“... If you have any part of turning Alabama into another Mississippi when the same issue arises here, I shall oppose any further political steps you may ever try to take,” she wrote.
But the Lusitania sticker Stouffer thought he’d read correctly? Could the trunk have been passed down to his mother from her parents?
Her father was an attorney in Anniston. He married her mother in 1911, four years before the ship crossed in front of a German U-boat 11 miles off the coast of Ireland. Could her parents have taken that trunk on a honeymoon trip aboard the lavish Lusitania?

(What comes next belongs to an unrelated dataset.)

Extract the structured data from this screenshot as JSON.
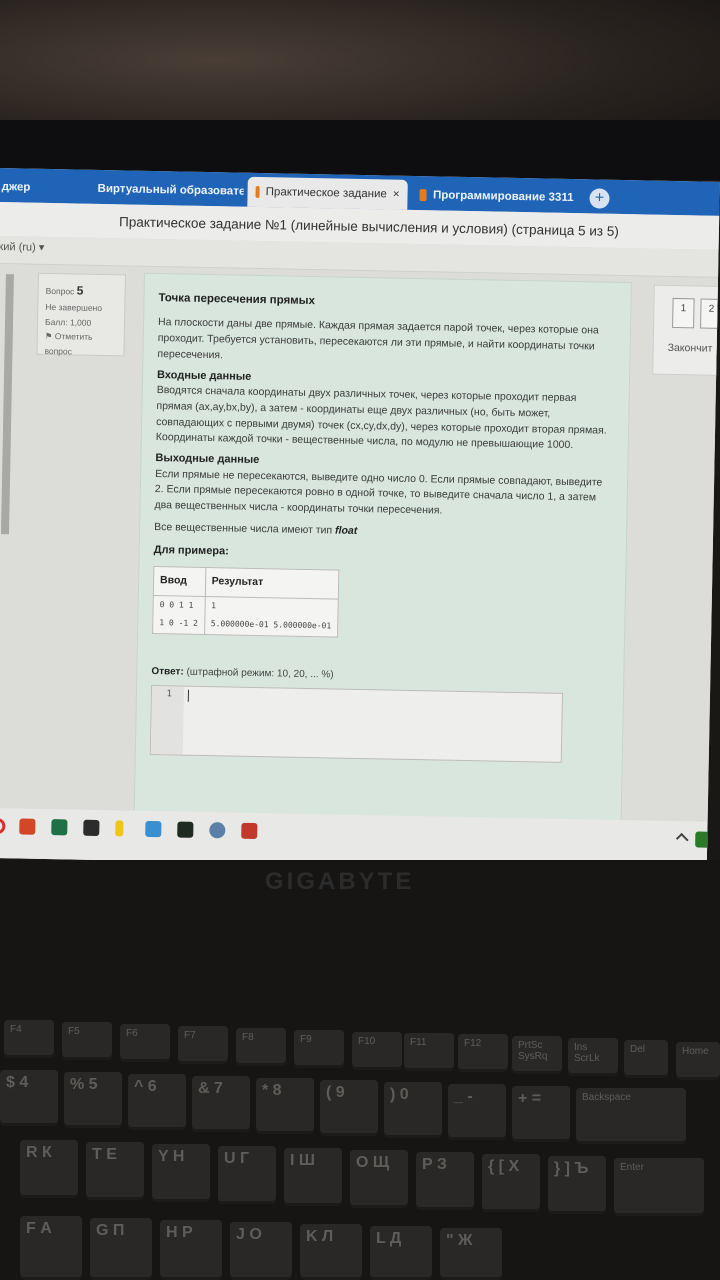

“No idea, nor do I know any way of finding out. But the date sure makes sense,” Lentz said. “From the description of the trunk, I had derived the idea that it was made especially for my mother with that incision of her name. But of course, that could have been done later, couldn't it?”
Stouffer loves a good historical mystery, he said. He spent seven years digging through his family’s genealogy.
“A couple years ago I found a lot of Indian artifacts and arrowheads in the bottom of a box of junk,” Stouffer said.
That made him some money, but finds like that don’t happen very often, he said, and nothing as interesting as the trunk that belonged to Carleton Sterne Lentz has ever been on the other side of doors of storage units he’s bought.
Stouffer wanted to make sure the trunk got back to the family that once owned it, if they wanted it.
But the mystery of the trunk’s trip on the Lusitania proved no mystery at all. Upon a closer look at the sticker, what Stouffer believed to read “Lusitania” is actually the word “Lucien”. That’s Lentz father, Lucien Boyd Lentz.
And the ship was the SS Nieuw Amsterdam, which operated for the Holland American Line. The 758 feet steamer spent nearly all its career making transatlantic runs, but near its end it began regular trips to the Caribbean. The ship was scrapped in 1974.
“I can remember that they took two vacation trips to Jamaica, probably in the 'forties,” Lentz said. “Their notion of a vacation was to repair to a resort somewhere, rather than moving from city to city sampling diverse cultures.”
Lentz plans to travel in November from his Ohio home to Carlyle to pick up his mother’s trunk, then bring it to his sister’s home in Nashville.
It’s a roundabout trip, Lentz explained, “but it will give us a chance to see the Shenandoah and the Blue Ridge.”
Staff writer Eddie Burkhalter: 256-235-3563. On Twitter @Burkhalter_Star.